“I feel like we’re playing hooky from work!” I turned and looked at my husband’s wider-than-life grin beaming across his face in the afternoon sun. Drawing a deep breath, I took in the incredible beauty around us: snowcapped mountains, blue skies above and fresh snow under our feet. “You know, I feel the exact same way!” I exclaimed. It was early Friday afternoon and we were doing a five-mile backpack-ski to a forest service cabin for a three-day trip in the Elkhorn Mountains in Montana.

I felt so grateful to be outside during a “work week” on such a glorious day. My mind flashed back to 23 years ago when I skipped school and spent a sunny, late spring day cruising around with my girlfriends.

When I returned to school I brought with me a forged note from my dad stating “Please excuse Leslie from her missed day at school, as she was taking care of her sick Grandmother.” As fate would have it, something about the letter seemed highly suspect to the high school principal.

Was it the mention of a Grandmother who lived two states away? Or was it my neat cursive handwriting that revealed the note’s true origin? I’ll never know. But I spent the last day of my senior year in High School serving detention!

Yes, it felt good to experience the alive, tingling sensation in my stomach and the excitement and sense of freedom in my heart as we skied down the winding trail in the mountains. And this time there were no adverse consequences to pay! I was so thankful that my husband and I had taken the time a month earlier to pick a weekend for getting away.

Put First Things First

In his book, “7 Habits of Highly Effective People,” Stephen Covey shares a story about the concept of “putting first things first.”

A time management instructor was speaking to a group of workshop participants. On the table in front of him was a wide-mouth gallon jar. Beside the jar was a pile of fist-sized rocks. He took the rocks and carefully placed each one in the jar until it was completely filled. He then asked the group if they thought the jar was filled to capacity. Everyone in the group nodded their heads in agreement; yes it was plain to see the jar was definitely filled.

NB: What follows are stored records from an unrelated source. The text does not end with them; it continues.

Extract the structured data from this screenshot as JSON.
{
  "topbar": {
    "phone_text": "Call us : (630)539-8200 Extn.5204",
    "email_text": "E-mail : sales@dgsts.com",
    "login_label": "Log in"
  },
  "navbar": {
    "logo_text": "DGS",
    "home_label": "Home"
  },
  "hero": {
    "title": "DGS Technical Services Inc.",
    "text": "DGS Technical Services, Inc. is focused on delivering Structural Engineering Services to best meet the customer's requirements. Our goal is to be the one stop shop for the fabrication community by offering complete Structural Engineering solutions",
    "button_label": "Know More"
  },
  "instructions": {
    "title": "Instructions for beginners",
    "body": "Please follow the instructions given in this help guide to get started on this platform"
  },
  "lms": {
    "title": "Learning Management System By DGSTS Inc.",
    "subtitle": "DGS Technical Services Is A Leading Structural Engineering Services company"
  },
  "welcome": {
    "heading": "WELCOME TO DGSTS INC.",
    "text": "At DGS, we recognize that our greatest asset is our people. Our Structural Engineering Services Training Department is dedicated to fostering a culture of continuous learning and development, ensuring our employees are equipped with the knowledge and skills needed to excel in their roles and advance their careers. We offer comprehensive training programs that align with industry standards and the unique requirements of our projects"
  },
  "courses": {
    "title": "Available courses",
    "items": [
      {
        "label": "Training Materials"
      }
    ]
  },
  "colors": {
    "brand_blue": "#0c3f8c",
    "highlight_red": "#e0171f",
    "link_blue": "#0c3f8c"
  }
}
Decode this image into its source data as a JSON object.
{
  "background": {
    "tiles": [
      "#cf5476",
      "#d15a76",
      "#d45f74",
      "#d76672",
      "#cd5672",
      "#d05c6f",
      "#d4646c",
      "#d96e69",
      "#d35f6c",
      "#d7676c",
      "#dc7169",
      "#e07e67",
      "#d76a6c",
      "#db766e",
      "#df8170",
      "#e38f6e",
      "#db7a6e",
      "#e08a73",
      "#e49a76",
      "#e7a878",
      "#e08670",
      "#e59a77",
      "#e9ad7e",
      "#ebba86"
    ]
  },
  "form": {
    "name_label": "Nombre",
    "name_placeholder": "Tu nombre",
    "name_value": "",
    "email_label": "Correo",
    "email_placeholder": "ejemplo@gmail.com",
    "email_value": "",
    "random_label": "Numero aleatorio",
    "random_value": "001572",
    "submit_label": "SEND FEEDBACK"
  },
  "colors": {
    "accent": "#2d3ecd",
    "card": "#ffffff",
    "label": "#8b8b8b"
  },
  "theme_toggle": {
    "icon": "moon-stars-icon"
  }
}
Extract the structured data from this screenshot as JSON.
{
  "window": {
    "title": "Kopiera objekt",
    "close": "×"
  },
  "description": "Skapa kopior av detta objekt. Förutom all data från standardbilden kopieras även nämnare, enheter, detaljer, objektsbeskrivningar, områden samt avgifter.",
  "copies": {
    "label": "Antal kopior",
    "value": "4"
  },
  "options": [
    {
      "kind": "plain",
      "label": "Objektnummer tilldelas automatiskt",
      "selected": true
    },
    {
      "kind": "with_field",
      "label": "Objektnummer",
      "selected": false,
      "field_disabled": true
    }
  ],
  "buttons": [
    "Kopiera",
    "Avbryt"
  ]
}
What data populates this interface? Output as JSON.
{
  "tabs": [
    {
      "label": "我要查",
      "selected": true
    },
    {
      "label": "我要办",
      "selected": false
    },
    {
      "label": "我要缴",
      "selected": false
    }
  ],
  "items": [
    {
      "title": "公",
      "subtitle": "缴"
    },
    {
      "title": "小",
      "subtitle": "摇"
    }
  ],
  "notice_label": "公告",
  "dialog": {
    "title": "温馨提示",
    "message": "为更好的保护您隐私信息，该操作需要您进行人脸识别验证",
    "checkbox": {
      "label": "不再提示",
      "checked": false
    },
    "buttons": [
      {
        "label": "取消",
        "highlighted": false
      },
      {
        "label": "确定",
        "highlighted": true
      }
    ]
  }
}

The instructor then pulled out a bowl of gravel from under the table and poured it into the jar. Once again he asked, “Is it full now?” At this point the class was beginning to catch on. “No!” they yelled.

He then pulled out a small sack of sand and poured it into the jar. He looked up at the group, “Is it full now?” Without waiting for their response he leaned down and picked up a pitcher of water from under the table and filled the gallon jar with water.

“What’s the point of this demonstration?” he asked the group. “The point is, if you don't put the big rocks in first, you'll never get them in at all!"

Several months earlier my husband and I took the time to look at our calendars together. We set aside a weekend in the upcoming month to escape for three days to a place where we could have a rich experience together.

We had no idea what we were going to do. All we did was mark the weekend on out calendars. By doing this, we were putting our big rocks in first. We knew that, otherwise, we would get busy with work, errands, chores, or the other countless things that seem to come up.

Once we arrived at the cabin time seemed to stand still. It felt like we had skied into a life where busy schedules seized to exist. We spent the weekend doing simple chores - chopping wood and hauling water from the creek that was half a mile away.

We went for a long hike on the southern exposed side of the mountain. We paused often and drank in the view while we snacked on trail mix, beef jerky and cheese, enjoying easy laid back conversations with each other.

I felt like we were kids again on summer vacation. Our minds weren’t busy thinking and planning. There were no concerns or worries - just pure presence and joy.

They say you can’t stop time. But I disagree. Time stood still for three glorious days because we put first things first. We made a conscious decision to organize our busy lives around our value of spending time together in a creative adventurous way. Because of this we returned feeling revitalized and refreshed – with memories we wouldn’t trade for the world.

Simple Steps You Can Take To Live Fully and Create Rich Experiences

Do you value having rich, creative experiences with the people you love and care about – but your busy life seems to get in the way of making that happen?

Here’s what you can do to put first things first:

1. Take a brief moment to close your eyes, get quiet and ask yourself who you feel an inner craving to spend some quality time with. Is it your partner, child (or children), family member, friend or just spending some quality time alone?

2. What kind of creative, rich experience would you like to have? Allow yourself to have fun with this – what ideas come to your mind? Know that it doesn’t have to involve a lot of time.

It could be as simple as going out to tea, going for a walk, or making dinner together. You can also wait to talk to the person to decide what you’d like to do.

3. Talk to that person and mark a date on your calendar for getting together. Even if you’re not sure what you’re going to do, go ahead and pick a time and date anyway (putting the big rocks in first).

Author's Bio: 

Leslie Cunningham specializes in working with women entrepreneurs who experience fear and self-doubt in their ability to consistently make more money in their business. The end result that women achieve through following Leslie's advice and expertise is that they are able to permanently get off the emotional financial roller coaster ride and break into six-figures and beyond. http://impactandprofits.com/